The ball now is in ICC’s court, the source confirmed that it will coordinate with the ICC’s ACU team if they require any local help. “If they (the ICC) need any local help, we will provide that. They already have an ICC ACU manager in Pune and more officers are likely to join from the headquarters. They will act together and conduct a probe,” the source said, quickly adding: “We will act only in case they (the ICC) ask for our help.”

Asked whether the domestic ACSU unit will conduct any internal probe into the matter, the source said that it will depend on the findings of the ICC’s ACU. “There is no point in duplicating. If they ask us to look into any particular area, we will do that,” the source said. This indicates that the Board-run ACSU has very little to do in the case, which falls under the jurisdiction of the ICC.

On its part, the ICC has already started the investigation.

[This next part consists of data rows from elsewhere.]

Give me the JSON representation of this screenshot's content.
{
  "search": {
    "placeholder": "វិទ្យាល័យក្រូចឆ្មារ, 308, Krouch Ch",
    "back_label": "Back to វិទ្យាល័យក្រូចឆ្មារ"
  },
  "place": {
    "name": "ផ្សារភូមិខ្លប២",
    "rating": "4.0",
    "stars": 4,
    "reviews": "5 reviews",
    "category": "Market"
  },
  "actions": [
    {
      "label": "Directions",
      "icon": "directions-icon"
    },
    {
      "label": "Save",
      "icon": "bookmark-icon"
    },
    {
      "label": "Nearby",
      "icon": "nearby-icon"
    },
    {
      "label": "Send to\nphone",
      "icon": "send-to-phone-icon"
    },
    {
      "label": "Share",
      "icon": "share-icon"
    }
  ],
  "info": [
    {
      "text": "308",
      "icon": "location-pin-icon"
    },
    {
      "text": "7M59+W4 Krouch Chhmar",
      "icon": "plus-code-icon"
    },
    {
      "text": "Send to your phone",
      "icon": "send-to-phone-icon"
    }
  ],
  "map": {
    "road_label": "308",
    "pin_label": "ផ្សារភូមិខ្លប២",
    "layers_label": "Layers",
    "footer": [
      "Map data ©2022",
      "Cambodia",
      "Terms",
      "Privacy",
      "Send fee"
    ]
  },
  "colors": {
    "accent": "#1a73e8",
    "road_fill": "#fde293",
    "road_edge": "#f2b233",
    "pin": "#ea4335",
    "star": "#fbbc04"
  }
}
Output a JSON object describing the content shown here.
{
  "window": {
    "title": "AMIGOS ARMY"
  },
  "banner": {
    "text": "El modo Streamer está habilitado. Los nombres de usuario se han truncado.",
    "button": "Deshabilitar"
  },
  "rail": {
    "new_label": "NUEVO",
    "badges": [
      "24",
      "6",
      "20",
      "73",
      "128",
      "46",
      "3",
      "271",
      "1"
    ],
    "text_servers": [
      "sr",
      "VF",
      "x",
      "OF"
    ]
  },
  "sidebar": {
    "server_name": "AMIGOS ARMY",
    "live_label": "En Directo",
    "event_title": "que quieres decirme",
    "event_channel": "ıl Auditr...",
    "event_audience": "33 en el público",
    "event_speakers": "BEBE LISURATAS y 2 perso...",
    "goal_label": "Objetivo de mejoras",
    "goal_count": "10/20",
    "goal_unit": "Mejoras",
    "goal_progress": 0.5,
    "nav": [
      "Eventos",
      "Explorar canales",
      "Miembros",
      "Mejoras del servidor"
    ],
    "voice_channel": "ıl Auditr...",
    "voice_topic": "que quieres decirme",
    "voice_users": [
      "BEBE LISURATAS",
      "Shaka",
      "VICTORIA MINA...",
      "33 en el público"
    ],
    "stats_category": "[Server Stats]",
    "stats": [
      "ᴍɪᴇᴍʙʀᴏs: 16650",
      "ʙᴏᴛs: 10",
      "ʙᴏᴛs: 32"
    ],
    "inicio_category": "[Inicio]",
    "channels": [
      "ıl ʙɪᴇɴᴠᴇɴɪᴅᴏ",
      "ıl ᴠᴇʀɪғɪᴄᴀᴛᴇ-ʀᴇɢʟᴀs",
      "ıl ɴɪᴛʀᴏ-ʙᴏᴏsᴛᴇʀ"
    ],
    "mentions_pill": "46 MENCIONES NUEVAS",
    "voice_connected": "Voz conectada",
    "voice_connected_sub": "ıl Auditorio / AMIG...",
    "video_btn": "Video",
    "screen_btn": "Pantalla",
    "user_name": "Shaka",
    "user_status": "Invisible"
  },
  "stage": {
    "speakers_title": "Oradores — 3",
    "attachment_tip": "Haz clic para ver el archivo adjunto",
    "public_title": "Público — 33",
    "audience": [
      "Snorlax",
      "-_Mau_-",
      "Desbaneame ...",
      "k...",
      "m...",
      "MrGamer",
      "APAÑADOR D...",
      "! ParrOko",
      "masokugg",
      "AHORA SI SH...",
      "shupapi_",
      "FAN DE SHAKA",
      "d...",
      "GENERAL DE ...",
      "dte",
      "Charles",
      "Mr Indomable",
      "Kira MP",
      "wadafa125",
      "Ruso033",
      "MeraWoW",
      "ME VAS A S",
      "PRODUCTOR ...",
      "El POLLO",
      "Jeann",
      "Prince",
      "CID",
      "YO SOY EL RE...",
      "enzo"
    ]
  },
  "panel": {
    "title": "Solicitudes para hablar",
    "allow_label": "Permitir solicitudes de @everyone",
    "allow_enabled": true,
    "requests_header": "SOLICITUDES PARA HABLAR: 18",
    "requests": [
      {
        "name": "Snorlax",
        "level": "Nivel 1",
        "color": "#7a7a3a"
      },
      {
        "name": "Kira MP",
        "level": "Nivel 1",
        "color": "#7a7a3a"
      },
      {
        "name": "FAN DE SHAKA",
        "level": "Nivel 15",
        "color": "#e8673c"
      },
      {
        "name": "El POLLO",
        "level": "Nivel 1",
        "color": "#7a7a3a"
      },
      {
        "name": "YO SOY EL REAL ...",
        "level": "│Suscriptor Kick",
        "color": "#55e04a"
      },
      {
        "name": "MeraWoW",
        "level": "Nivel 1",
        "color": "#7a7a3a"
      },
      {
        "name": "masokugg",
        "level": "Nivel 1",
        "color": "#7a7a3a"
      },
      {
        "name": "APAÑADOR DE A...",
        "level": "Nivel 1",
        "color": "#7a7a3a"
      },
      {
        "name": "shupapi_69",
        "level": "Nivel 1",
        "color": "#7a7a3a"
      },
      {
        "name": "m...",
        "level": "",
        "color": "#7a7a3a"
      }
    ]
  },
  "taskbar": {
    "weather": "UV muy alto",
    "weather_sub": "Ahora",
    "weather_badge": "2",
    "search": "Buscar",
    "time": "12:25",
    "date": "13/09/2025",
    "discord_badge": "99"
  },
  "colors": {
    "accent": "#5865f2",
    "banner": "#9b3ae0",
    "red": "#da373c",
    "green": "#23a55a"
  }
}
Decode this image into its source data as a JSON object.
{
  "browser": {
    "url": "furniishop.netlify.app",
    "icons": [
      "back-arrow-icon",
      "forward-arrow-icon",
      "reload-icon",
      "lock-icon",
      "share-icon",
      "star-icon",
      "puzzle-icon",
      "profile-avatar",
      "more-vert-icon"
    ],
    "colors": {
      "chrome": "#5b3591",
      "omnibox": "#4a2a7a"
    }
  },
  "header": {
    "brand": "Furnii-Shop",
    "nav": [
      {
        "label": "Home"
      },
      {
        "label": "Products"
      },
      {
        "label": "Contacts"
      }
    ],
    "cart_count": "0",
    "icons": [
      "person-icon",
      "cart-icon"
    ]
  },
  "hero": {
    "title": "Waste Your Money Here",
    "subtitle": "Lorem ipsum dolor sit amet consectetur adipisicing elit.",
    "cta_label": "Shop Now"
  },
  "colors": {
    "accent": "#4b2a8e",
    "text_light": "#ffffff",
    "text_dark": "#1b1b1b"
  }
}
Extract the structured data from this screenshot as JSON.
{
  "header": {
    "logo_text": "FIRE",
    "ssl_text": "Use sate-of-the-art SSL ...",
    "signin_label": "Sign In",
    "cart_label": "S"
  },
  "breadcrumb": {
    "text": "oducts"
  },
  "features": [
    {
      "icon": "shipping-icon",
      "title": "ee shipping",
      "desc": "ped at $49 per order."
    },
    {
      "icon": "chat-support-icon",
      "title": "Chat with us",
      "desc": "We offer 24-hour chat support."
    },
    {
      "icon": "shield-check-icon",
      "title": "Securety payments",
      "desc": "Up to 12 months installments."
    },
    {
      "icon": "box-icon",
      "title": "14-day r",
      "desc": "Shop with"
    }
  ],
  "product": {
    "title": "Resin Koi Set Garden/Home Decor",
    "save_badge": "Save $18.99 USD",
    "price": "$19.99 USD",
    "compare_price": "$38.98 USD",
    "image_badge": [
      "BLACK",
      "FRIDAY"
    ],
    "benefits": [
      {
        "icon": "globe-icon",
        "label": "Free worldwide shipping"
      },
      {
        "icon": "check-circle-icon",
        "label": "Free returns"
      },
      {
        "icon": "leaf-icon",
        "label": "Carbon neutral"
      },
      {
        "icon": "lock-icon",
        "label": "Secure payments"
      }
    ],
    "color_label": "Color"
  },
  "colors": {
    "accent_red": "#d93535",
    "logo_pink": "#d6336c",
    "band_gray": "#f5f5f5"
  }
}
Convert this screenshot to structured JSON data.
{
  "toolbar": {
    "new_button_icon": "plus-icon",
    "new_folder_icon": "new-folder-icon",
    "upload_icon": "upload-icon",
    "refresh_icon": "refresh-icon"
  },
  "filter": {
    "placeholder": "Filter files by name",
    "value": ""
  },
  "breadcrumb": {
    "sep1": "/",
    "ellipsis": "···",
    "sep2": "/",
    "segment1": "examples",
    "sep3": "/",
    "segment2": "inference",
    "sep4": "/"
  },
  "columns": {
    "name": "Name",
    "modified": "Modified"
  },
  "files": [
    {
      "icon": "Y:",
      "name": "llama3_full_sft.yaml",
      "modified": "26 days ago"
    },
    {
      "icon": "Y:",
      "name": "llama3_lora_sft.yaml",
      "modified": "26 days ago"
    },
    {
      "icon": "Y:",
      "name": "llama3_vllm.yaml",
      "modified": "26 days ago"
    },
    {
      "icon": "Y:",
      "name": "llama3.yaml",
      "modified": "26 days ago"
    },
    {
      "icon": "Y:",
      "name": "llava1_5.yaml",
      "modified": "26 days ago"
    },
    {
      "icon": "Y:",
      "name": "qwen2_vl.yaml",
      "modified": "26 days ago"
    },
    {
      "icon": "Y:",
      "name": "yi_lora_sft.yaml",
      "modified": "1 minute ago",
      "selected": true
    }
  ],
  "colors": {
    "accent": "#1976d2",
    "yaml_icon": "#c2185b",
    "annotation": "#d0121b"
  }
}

Confirming the development, an ICC spokesperson told Sportstar: “We are investigating the allegations from Pune this morning, as with all international cricket, the ICC Anti-Corruption Unit has an ICC ACU Manager on the ground in India and we are in close contact with him.”

The spokesperson also added that the cricket’s governing body is looking into all the areas. “We are now looking to establish the facts and will make no further comment whilst this is ongoing,” the spokesperson said.